Activity: Reproduce every entry exactly as shown.

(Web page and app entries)
+++
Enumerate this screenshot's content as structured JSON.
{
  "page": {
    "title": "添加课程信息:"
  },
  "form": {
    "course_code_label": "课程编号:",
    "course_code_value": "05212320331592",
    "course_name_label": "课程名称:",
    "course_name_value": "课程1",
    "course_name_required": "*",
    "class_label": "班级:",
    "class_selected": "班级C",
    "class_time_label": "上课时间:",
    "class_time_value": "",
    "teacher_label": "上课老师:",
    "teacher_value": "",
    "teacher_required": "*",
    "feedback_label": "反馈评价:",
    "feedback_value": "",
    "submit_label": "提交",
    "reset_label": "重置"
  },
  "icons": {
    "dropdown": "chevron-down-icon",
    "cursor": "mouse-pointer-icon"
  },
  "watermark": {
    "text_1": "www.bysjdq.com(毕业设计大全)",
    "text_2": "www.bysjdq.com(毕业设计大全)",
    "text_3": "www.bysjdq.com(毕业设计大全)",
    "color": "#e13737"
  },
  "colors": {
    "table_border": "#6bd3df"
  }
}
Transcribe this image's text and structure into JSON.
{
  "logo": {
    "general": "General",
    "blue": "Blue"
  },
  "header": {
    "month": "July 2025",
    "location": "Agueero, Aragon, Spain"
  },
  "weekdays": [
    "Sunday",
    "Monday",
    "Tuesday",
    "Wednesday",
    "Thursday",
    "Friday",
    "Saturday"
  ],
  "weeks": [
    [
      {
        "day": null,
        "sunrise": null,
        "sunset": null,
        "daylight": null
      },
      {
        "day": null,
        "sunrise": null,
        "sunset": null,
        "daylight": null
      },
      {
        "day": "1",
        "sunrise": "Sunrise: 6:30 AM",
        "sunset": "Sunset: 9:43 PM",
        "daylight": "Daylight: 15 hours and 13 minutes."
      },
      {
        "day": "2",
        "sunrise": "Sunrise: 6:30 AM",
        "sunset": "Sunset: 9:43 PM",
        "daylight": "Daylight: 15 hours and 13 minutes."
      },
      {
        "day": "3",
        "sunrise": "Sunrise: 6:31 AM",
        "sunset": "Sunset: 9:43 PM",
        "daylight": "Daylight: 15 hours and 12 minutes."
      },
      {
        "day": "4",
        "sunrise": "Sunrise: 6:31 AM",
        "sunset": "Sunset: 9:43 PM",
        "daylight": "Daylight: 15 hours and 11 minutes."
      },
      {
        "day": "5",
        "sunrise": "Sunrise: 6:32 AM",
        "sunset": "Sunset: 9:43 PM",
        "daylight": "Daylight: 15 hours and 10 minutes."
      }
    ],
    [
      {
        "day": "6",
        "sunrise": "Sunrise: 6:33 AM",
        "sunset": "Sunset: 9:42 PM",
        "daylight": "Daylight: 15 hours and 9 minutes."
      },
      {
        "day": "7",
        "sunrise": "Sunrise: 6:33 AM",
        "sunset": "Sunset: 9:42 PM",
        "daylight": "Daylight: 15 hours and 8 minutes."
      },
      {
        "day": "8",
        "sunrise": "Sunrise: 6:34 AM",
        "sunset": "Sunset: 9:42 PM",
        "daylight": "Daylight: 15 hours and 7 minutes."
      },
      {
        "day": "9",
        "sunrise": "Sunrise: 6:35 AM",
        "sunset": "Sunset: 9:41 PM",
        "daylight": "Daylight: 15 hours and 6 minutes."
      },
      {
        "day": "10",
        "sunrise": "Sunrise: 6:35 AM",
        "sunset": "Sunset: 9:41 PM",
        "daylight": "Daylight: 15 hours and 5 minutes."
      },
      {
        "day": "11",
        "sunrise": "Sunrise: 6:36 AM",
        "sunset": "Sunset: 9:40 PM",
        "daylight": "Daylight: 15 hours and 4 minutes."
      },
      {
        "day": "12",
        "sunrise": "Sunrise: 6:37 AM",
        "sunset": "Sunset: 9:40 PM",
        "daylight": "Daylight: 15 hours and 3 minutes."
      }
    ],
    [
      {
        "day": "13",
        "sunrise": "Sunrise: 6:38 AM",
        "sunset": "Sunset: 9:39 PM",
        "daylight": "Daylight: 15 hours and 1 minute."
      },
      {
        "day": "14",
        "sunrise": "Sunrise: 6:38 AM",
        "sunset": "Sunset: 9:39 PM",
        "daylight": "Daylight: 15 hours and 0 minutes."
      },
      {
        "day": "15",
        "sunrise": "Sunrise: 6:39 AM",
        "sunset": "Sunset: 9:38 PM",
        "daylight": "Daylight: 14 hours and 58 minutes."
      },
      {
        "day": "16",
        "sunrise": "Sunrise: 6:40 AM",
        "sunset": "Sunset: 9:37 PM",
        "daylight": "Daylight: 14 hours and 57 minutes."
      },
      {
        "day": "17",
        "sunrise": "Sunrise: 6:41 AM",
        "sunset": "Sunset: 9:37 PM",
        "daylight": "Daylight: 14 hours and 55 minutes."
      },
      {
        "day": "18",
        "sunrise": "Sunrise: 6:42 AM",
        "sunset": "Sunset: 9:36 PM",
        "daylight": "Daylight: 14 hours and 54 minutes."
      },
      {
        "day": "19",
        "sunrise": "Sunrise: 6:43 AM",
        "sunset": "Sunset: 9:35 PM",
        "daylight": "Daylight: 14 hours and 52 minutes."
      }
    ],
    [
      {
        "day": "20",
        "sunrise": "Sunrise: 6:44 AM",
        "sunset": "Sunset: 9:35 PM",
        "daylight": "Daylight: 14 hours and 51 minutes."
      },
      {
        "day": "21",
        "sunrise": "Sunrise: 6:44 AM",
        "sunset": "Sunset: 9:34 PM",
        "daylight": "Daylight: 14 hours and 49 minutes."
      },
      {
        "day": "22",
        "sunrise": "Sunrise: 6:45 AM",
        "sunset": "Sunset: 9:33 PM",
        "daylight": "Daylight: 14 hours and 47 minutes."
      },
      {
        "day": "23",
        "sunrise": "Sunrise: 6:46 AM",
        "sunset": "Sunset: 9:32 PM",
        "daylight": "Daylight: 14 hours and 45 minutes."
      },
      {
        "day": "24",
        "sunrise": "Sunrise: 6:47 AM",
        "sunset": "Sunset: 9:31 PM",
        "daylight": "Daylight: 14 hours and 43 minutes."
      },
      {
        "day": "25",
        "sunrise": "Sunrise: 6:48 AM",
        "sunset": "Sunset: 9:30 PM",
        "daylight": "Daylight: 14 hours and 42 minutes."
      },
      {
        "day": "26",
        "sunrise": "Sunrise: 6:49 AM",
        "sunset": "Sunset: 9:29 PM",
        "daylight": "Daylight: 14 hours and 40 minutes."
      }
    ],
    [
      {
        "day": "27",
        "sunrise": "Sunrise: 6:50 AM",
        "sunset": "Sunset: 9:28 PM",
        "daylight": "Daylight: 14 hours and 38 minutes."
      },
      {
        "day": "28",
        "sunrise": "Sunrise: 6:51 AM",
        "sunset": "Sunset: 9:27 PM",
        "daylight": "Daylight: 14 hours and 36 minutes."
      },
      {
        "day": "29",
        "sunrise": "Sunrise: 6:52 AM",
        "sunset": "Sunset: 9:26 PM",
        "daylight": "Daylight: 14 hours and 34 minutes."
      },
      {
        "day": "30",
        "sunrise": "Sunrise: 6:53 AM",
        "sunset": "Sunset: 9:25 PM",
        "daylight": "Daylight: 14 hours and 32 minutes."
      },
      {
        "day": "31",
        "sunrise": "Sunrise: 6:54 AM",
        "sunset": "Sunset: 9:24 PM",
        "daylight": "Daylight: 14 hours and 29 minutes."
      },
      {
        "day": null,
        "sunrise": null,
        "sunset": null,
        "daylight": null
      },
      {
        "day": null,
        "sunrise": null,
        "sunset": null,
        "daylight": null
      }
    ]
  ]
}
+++
Task solution:
Enumerate this screenshot's content as structured JSON.
{
  "page": {
    "title": "添加课程信息:"
  },
  "form": {
    "course_code_label": "课程编号:",
    "course_code_value": "05212320331592",
    "course_name_label": "课程名称:",
    "course_name_value": "课程1",
    "course_name_required": "*",
    "class_label": "班级:",
    "class_selected": "班级C",
    "class_time_label": "上课时间:",
    "class_time_value": "",
    "teacher_label": "上课老师:",
    "teacher_value": "",
    "teacher_required": "*",
    "feedback_label": "反馈评价:",
    "feedback_value": "",
    "submit_label": "提交",
    "reset_label": "重置"
  },
  "icons": {
    "dropdown": "chevron-down-icon",
    "cursor": "mouse-pointer-icon"
  },
  "watermark": {
    "text_1": "www.bysjdq.com(毕业设计大全)",
    "text_2": "www.bysjdq.com(毕业设计大全)",
    "text_3": "www.bysjdq.com(毕业设计大全)",
    "color": "#e13737"
  },
  "colors": {
    "table_border": "#6bd3df"
  }
}
Transcribe this image's text and structure into JSON.
{
  "logo": {
    "general": "General",
    "blue": "Blue"
  },
  "header": {
    "month": "July 2025",
    "location": "Agueero, Aragon, Spain"
  },
  "weekdays": [
    "Sunday",
    "Monday",
    "Tuesday",
    "Wednesday",
    "Thursday",
    "Friday",
    "Saturday"
  ],
  "weeks": [
    [
      {
        "day": null,
        "sunrise": null,
        "sunset": null,
        "daylight": null
      },
      {
        "day": null,
        "sunrise": null,
        "sunset": null,
        "daylight": null
      },
      {
        "day": "1",
        "sunrise": "Sunrise: 6:30 AM",
        "sunset": "Sunset: 9:43 PM",
        "daylight": "Daylight: 15 hours and 13 minutes."
      },
      {
        "day": "2",
        "sunrise": "Sunrise: 6:30 AM",
        "sunset": "Sunset: 9:43 PM",
        "daylight": "Daylight: 15 hours and 13 minutes."
      },
      {
        "day": "3",
        "sunrise": "Sunrise: 6:31 AM",
        "sunset": "Sunset: 9:43 PM",
        "daylight": "Daylight: 15 hours and 12 minutes."
      },
      {
        "day": "4",
        "sunrise": "Sunrise: 6:31 AM",
        "sunset": "Sunset: 9:43 PM",
        "daylight": "Daylight: 15 hours and 11 minutes."
      },
      {
        "day": "5",
        "sunrise": "Sunrise: 6:32 AM",
        "sunset": "Sunset: 9:43 PM",
        "daylight": "Daylight: 15 hours and 10 minutes."
      }
    ],
    [
      {
        "day": "6",
        "sunrise": "Sunrise: 6:33 AM",
        "sunset": "Sunset: 9:42 PM",
        "daylight": "Daylight: 15 hours and 9 minutes."
      },
      {
        "day": "7",
        "sunrise": "Sunrise: 6:33 AM",
        "sunset": "Sunset: 9:42 PM",
        "daylight": "Daylight: 15 hours and 8 minutes."
      },
      {
        "day": "8",
        "sunrise": "Sunrise: 6:34 AM",
        "sunset": "Sunset: 9:42 PM",
        "daylight": "Daylight: 15 hours and 7 minutes."
      },
      {
        "day": "9",
        "sunrise": "Sunrise: 6:35 AM",
        "sunset": "Sunset: 9:41 PM",
        "daylight": "Daylight: 15 hours and 6 minutes."
      },
      {
        "day": "10",
        "sunrise": "Sunrise: 6:35 AM",
        "sunset": "Sunset: 9:41 PM",
        "daylight": "Daylight: 15 hours and 5 minutes."
      },
      {
        "day": "11",
        "sunrise": "Sunrise: 6:36 AM",
        "sunset": "Sunset: 9:40 PM",
        "daylight": "Daylight: 15 hours and 4 minutes."
      },
      {
        "day": "12",
        "sunrise": "Sunrise: 6:37 AM",
        "sunset": "Sunset: 9:40 PM",
        "daylight": "Daylight: 15 hours and 3 minutes."
      }
    ],
    [
      {
        "day": "13",
        "sunrise": "Sunrise: 6:38 AM",
        "sunset": "Sunset: 9:39 PM",
        "daylight": "Daylight: 15 hours and 1 minute."
      },
      {
        "day": "14",
        "sunrise": "Sunrise: 6:38 AM",
        "sunset": "Sunset: 9:39 PM",
        "daylight": "Daylight: 15 hours and 0 minutes."
      },
      {
        "day": "15",
        "sunrise": "Sunrise: 6:39 AM",
        "sunset": "Sunset: 9:38 PM",
        "daylight": "Daylight: 14 hours and 58 minutes."
      },
      {
        "day": "16",
        "sunrise": "Sunrise: 6:40 AM",
        "sunset": "Sunset: 9:37 PM",
        "daylight": "Daylight: 14 hours and 57 minutes."
      },
      {
        "day": "17",
        "sunrise": "Sunrise: 6:41 AM",
        "sunset": "Sunset: 9:37 PM",
        "daylight": "Daylight: 14 hours and 55 minutes."
      },
      {
        "day": "18",
        "sunrise": "Sunrise: 6:42 AM",
        "sunset": "Sunset: 9:36 PM",
        "daylight": "Daylight: 14 hours and 54 minutes."
      },
      {
        "day": "19",
        "sunrise": "Sunrise: 6:43 AM",
        "sunset": "Sunset: 9:35 PM",
        "daylight": "Daylight: 14 hours and 52 minutes."
      }
    ],
    [
      {
        "day": "20",
        "sunrise": "Sunrise: 6:44 AM",
        "sunset": "Sunset: 9:35 PM",
        "daylight": "Daylight: 14 hours and 51 minutes."
      },
      {
        "day": "21",
        "sunrise": "Sunrise: 6:44 AM",
        "sunset": "Sunset: 9:34 PM",
        "daylight": "Daylight: 14 hours and 49 minutes."
      },
      {
        "day": "22",
        "sunrise": "Sunrise: 6:45 AM",
        "sunset": "Sunset: 9:33 PM",
        "daylight": "Daylight: 14 hours and 47 minutes."
      },
      {
        "day": "23",
        "sunrise": "Sunrise: 6:46 AM",
        "sunset": "Sunset: 9:32 PM",
        "daylight": "Daylight: 14 hours and 45 minutes."
      },
      {
        "day": "24",
        "sunrise": "Sunrise: 6:47 AM",
        "sunset": "Sunset: 9:31 PM",
        "daylight": "Daylight: 14 hours and 43 minutes."
      },
      {
        "day": "25",
        "sunrise": "Sunrise: 6:48 AM",
        "sunset": "Sunset: 9:30 PM",
        "daylight": "Daylight: 14 hours and 42 minutes."
      },
      {
        "day": "26",
        "sunrise": "Sunrise: 6:49 AM",
        "sunset": "Sunset: 9:29 PM",
        "daylight": "Daylight: 14 hours and 40 minutes."
      }
    ],
    [
      {
        "day": "27",
        "sunrise": "Sunrise: 6:50 AM",
        "sunset": "Sunset: 9:28 PM",
        "daylight": "Daylight: 14 hours and 38 minutes."
      },
      {
        "day": "28",
        "sunrise": "Sunrise: 6:51 AM",
        "sunset": "Sunset: 9:27 PM",
        "daylight": "Daylight: 14 hours and 36 minutes."
      },
      {
        "day": "29",
        "sunrise": "Sunrise: 6:52 AM",
        "sunset": "Sunset: 9:26 PM",
        "daylight": "Daylight: 14 hours and 34 minutes."
      },
      {
        "day": "30",
        "sunrise": "Sunrise: 6:53 AM",
        "sunset": "Sunset: 9:25 PM",
        "daylight": "Daylight: 14 hours and 32 minutes."
      },
      {
        "day": "31",
        "sunrise": "Sunrise: 6:54 AM",
        "sunset": "Sunset: 9:24 PM",
        "daylight": "Daylight: 14 hours and 29 minutes."
      },
      {
        "day": null,
        "sunrise": null,
        "sunset": null,
        "daylight": null
      },
      {
        "day": null,
        "sunrise": null,
        "sunset": null,
        "daylight": null
      }
    ]
  ]
}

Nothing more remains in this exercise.